"I just went in the opposite direction, and I often do that. I just like to blow it out the other side," Nicholson said of the transition. "This one is antic comedy. That's everything I always get bad reviews for, but hopefully it's also what the public loves."
Along with the rush of sequels, which generally start arriving just before Memorial Day, summer flicks include:
The animated under-the-sea tale "Finding Nemo," from the creators of "Toy Story" and "Monsters, Inc.", and the animated above-the-water adventure "Sinbad: Legend of the Seven Seas"; Jim Carrey's comedy "Bruce Almighty," about a man given God's omnipotent powers; the comic-book adaptation "The Hulk"; and Russell Crowe in the high-seas adventure "Master and Commander: The Far Side of the World."

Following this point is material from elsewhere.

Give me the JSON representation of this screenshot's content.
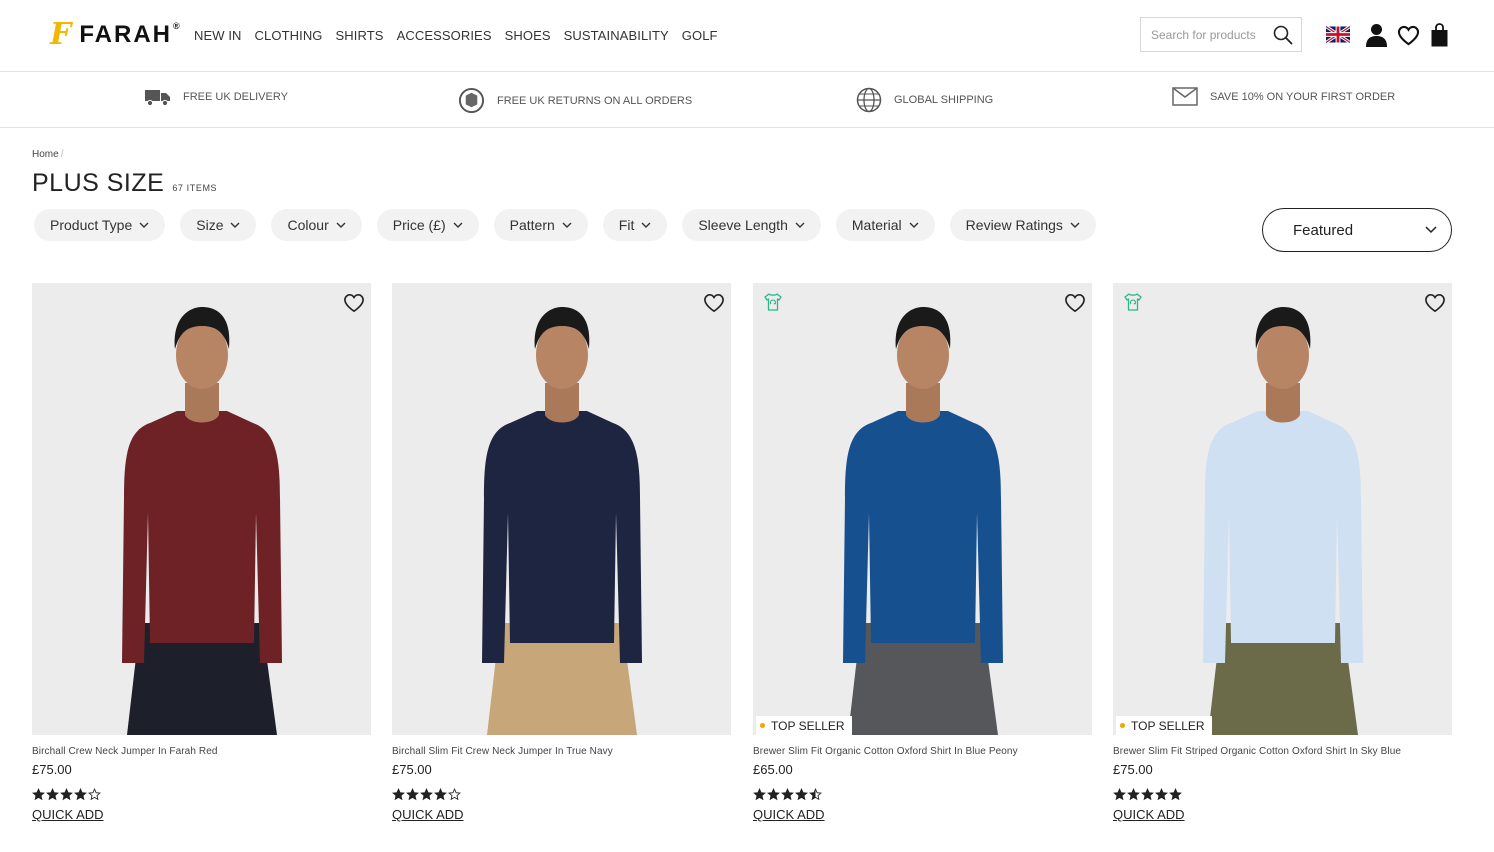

Also, Ridley Scott's con-man caper "Matchstick Men," starring Nicolas Cage; Eddie Murphy's comedy among the kiddies, "Daddy Day Care"; Kevin Costner's return to directing with "Open Range," co-starring Robert Duvall; and the unusual hybrid "The League of Extraordinary Gentlemen," starring Sean Connery in a meeting of Victorian literary figures from the works of Jules Verne, H.G. Wells, Bram Stoker and others.
Among big fall and holiday releases:
Mike Myers in "Dr. Seuss' the Cat in the Hat"; Tom Cruise in "The Last Samurai," about a U.S. soldier teaching modern warfare in 1870s Japan; "Cold Mountain," starring Nicole Kidman in an adaptation of the best-seller set during the Civil War; the Coen brothers' battle-of-the-sexes story "Intolerable Cruelty," with George Clooney; Julia Roberts as a freethinking art professor in "Mona Lisa Smile"; "Out of Time," starring Denzel Washington as a cop troubled by a double homicide; Uma Thurman as a vengeful former assassin in Quentin Tarantino's "Kill Bill"; and "The Alamo," with Billy Bob Thornton and Dennis Quaid in a new dramatization of the infamous last stand.